We must lead with grace, Beloved. With ourselves, one another; with teachers, school boards, and administrators.

Too many are not leading with grace.

He was so upset. It ruined his night.

The reality, though, was that he only had lower than average scores in three areas, and we had been told by his teacher that all parents should prepare for lower than average scores in some areas because, well, they’re still working on skills.

Learning takes time, Beloved.

And the thing is: it was a good report card. The elementary school equivalent to A’s and B’s, and he even had an A++ in there, a superior score!

But all he could see were those things that missed the mark.

After some tears and temper tantrums, we talked it out. Missing the mark means he’s still learning. Missing the mark doesn’t mean he’s a bad person, or that he’s less-than, or that he’s a screw-up, or that he’s not smart.

It means he’s in process.

And, in our most honest moments, we’re all in process, Beloved.

There is a spiritual gift in missing the mark. It’s a reminder that perfection is not only not attainable, it’s not ultimately beneficial. Perfect people don’t have anywhere to go or anything to do.

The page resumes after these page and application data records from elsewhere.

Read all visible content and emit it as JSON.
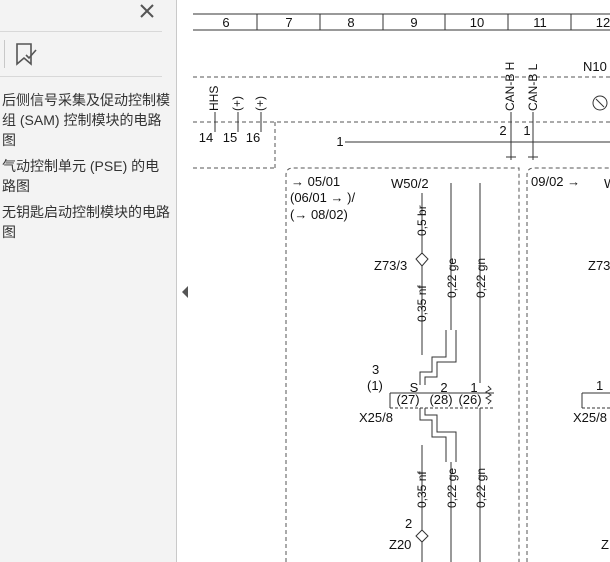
{
  "sidebar": {
    "close_icon": "close-icon",
    "bookmark_icon": "bookmark-icon",
    "items": [
      {
        "label": "后侧信号采集及促动控制模组 (SAM) 控制模块的电路图"
      },
      {
        "label": "气动控制单元 (PSE) 的电路图"
      },
      {
        "label": "无钥匙启动控制模块的电路图"
      }
    ],
    "collapse_icon": "collapse-left-icon"
  },
  "diagram": {
    "columns": [
      "6",
      "7",
      "8",
      "9",
      "10",
      "11",
      "12"
    ],
    "module_label": "N10",
    "upper_pins": [
      {
        "signal": "HHS",
        "pin": "14"
      },
      {
        "signal": "(+)",
        "pin": "15"
      },
      {
        "signal": "(+)",
        "pin": "16"
      }
    ],
    "can_pins": [
      {
        "signal": "CAN-B H",
        "pin": "2"
      },
      {
        "signal": "CAN-B L",
        "pin": "1"
      }
    ],
    "bus_pin": "1",
    "left_box": {
      "ref_line1": "05/01",
      "ref_line2": "(06/01",
      "ref_line2_tail": ")/",
      "ref_line3": "08/02)",
      "wire_group": "W50/2",
      "wires_upper": [
        "0,5 br",
        "0,35 nf",
        "0,22 ge",
        "0,22 gn"
      ],
      "splice": "Z73/3",
      "connector": "X25/8",
      "connector_top_pin": "3",
      "connector_top_pin_alt": "(1)",
      "connector_pins": [
        {
          "top": "S",
          "bottom": "(27)"
        },
        {
          "top": "2",
          "bottom": "(28)"
        },
        {
          "top": "1",
          "bottom": "(26)"
        }
      ],
      "wires_lower": [
        "0,35 nf",
        "0,22 ge",
        "0,22 gn"
      ],
      "ground_pin": "2",
      "ground_splice": "Z20"
    },
    "right_box": {
      "ref": "09/02",
      "wire_group_partial": "W",
      "splice_partial": "Z73",
      "connector_pin": "1",
      "connector": "X25/8",
      "bottom_partial": "Z"
    }
  }
}
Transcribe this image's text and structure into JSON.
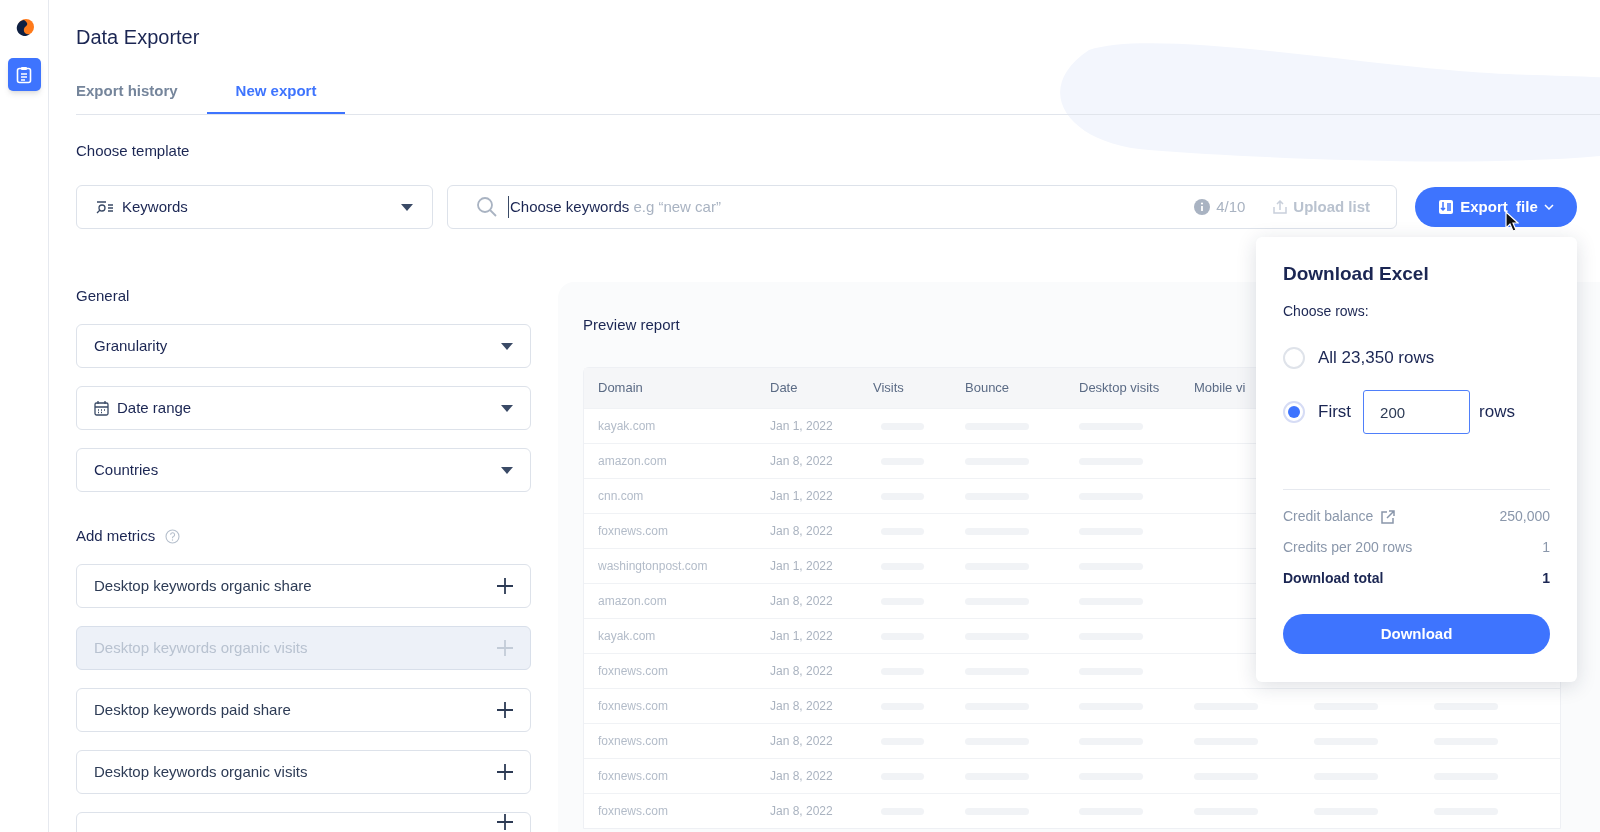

No one’s report card is perfect. The more we embrace this, the better we’ll all become. Because a less than perfect report card leaves room for grace, for growth, for give-and-take. It is a spiritual gift to know you have a less than perfect report card. And I don’t mean that you take that with any shame, or any false humility.

It’s just damn true.

My life is a less than perfect report card, every quarter. As a spouse. As a parent. As an employee. As a child.

As a human who strives to be as good as possible.

The more I embrace that, the wiser I become.

At least, that’s what I’m banking on.